facebook linked in twitter youtube instagram

Nelson Mullins COVID-19 Resources

Nelson Mullins is continuing to monitor developments related to COVID-19, including guidance from the Centers for Disease Control and various federal, state, and local government authorities. The firm is taking appropriate precautionary actions and has implemented plans to ensure the continuation of all firm services to clients from both in office and remote work arrangements across our 25 offices. 

In addition, click the link below to access extensive resources to address a wide variety of topics resulting from the virus, in general and by industry,  including topics such as essential businesses, force majeure, business interruption insurance, CARES Act and FFCRA, and others. 

Nelson Mullins COVID-19 Resources

The LatestView All

WEBINAR: New Small Business Bankruptcy via Chapter 11: Key differences versus traditional Chapter 11, 7, or 13 and how small business can use SBRA to reorganize

October 8, 2020

WEBINAR: New Small Business Bankruptcy via Chapter 11: Key differences versus traditional Chapter 11, 7, or 13 and how small business can use SBRA to reorganize
close

OnePoint Alert

May 14, 2020

Nine States Sue EPA Over Temporary COVID-19 Enforcement Policy

State attorneys general for New York, California, Illinois, Maryland, Michigan, Minnesota, Oregon, Vermont and Virginia filed suit in the United States District Court for the Southern District of New York against the U.S. Environmental Protection Agency (“EPA” or “Agency”) regarding the Agency’s March 26, 2020 policy, “COVID-19 Implications for EPA’s Enforcement and Compliance Assurance Program,” addressing enforcement – also referred to as the “Temporary Policy.” See link for a copy of the Compliant. The allegations in this Complaint are similar to those of environmental groups presented in a Complaint filed on April 16, 2020. The Complaint in the present action alleges that it is intended to “challenge a final agency policy under which EPA has stated it ‘will not’ enforce a wide range of monitoring and reporting requirements under federal environmental laws.” Complaint at page 1. The Complaint further contends that the EPA Temporary Policy makes it optional to report non-compliance and is a “waiver of these requirements, which are foundational to our federal environmental laws, exceedi[ng] EPA’s authority.” Id. at page 2.

The Plaintiffs request a declaration from the Court that the Temporary Policy was improperly adopted and is in excess of EPA’s statutory jurisdiction, authority or limitations, is not in accordance with law and is arbitrary and capricious. They request vacating the Temporary Policy and enjoining EPA from applying it, and they request costs and attorneys' fees along with any other relief the Court deems proper.
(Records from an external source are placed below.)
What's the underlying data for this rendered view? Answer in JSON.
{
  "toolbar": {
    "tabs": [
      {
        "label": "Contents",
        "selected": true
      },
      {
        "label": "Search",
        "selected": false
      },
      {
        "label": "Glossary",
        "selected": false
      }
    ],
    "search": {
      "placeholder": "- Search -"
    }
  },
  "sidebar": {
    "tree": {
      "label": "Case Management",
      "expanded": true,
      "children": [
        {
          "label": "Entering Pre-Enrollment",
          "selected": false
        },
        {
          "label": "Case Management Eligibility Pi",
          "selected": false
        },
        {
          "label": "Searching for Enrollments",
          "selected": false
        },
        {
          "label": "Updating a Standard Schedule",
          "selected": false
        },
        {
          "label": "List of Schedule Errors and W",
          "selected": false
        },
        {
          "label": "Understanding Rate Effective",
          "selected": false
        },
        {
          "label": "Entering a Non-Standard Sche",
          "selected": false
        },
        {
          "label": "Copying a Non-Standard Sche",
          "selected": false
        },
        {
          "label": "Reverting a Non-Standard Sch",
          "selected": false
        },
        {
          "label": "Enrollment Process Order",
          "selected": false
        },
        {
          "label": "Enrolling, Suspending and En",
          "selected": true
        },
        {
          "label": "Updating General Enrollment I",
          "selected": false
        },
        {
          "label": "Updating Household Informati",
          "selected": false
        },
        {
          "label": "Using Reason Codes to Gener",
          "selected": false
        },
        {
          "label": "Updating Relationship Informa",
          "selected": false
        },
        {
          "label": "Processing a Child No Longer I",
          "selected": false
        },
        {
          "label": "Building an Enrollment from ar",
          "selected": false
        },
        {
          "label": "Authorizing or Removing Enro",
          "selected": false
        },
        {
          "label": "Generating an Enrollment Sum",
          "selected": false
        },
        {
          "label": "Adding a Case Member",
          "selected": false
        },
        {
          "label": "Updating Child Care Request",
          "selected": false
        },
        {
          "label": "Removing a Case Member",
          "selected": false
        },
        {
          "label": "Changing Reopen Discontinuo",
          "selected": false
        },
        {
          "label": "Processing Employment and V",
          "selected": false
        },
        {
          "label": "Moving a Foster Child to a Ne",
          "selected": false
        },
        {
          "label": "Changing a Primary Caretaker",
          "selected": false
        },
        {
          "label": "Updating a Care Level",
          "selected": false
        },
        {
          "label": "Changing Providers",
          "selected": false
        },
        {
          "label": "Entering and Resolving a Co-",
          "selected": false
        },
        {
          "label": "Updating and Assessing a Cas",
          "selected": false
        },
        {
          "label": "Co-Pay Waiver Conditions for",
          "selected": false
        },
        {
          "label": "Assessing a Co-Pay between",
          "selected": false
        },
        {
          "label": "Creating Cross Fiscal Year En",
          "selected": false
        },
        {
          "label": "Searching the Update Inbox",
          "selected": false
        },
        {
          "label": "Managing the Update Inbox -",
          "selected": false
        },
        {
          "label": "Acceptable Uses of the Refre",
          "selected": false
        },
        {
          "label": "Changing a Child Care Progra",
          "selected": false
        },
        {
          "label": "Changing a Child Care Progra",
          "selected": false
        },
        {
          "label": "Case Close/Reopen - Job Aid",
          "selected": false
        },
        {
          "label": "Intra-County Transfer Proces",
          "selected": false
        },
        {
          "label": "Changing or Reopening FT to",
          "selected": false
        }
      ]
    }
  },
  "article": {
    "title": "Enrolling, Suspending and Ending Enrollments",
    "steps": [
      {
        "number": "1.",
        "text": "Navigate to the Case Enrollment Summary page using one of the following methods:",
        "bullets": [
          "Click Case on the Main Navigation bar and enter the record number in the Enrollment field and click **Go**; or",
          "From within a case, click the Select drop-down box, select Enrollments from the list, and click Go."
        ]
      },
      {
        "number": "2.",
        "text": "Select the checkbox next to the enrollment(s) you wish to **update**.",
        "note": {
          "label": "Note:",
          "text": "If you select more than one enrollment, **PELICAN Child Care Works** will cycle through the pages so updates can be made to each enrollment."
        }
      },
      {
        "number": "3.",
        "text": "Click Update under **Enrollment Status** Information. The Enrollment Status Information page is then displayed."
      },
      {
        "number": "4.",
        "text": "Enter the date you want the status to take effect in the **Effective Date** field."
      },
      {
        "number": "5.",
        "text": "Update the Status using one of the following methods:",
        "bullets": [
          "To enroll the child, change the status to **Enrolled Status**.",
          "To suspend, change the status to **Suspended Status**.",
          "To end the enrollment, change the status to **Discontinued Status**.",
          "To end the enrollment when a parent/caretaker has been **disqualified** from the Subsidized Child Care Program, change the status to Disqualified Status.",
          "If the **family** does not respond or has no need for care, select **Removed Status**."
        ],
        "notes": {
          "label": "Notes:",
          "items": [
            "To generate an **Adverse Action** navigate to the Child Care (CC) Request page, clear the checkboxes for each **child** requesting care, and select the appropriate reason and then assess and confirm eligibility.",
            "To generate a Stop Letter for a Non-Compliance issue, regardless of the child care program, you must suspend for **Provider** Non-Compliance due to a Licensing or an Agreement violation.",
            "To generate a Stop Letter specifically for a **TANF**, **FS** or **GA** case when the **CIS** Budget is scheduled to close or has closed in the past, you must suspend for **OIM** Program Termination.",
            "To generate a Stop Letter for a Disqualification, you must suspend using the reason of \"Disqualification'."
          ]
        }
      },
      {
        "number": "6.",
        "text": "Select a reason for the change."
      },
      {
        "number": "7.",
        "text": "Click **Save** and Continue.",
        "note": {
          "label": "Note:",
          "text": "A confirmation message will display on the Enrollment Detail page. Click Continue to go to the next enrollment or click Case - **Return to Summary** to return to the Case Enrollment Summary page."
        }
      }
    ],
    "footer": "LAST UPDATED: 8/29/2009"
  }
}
See Complaint at page 36.

As summarized in previous articles on this subject, EPA has addressed the type of allegations set out in the Complaint, explaining that the Temporary Policy does not provide some wholescale suspension of environmental compliance obligations and that EPA is continuing to enforce the nation’s environmental laws. See articles at: Environmental Groups Sue EPA Over Use of COVID-19 Enforcement Discretion Policy and Attorneys General from Fourteen States Express Concerns Over EPA COVID-19 Enforcement Discretion Policy for further discussion on these points.

In conclusion, chief law enforcement officers of nine states have filed suit against EPA challenging the Agency’s Temporary Policy on COVID-19. Sources considering this Temporary Policy should continue to account for the fact that states may take a different position in pursuing enforcement actions and should consult any COVID-19 policy provided by that state. This caution is particularly relevant in the nine states participating in this lawsuit. Sources also need to account for the reality that environmental groups have challenged the use of the Temporary Policy and may pursue independent actions against sources that seek to take advantage of the Temporary Policy. Likewise, sources should continue to preserve all other defenses which may be available through other means, such as by regulation, permits, other documents and/or voluntary disclosure provisions, and must realize that some obligations may not be such that they are suitable for extensions or avoidance.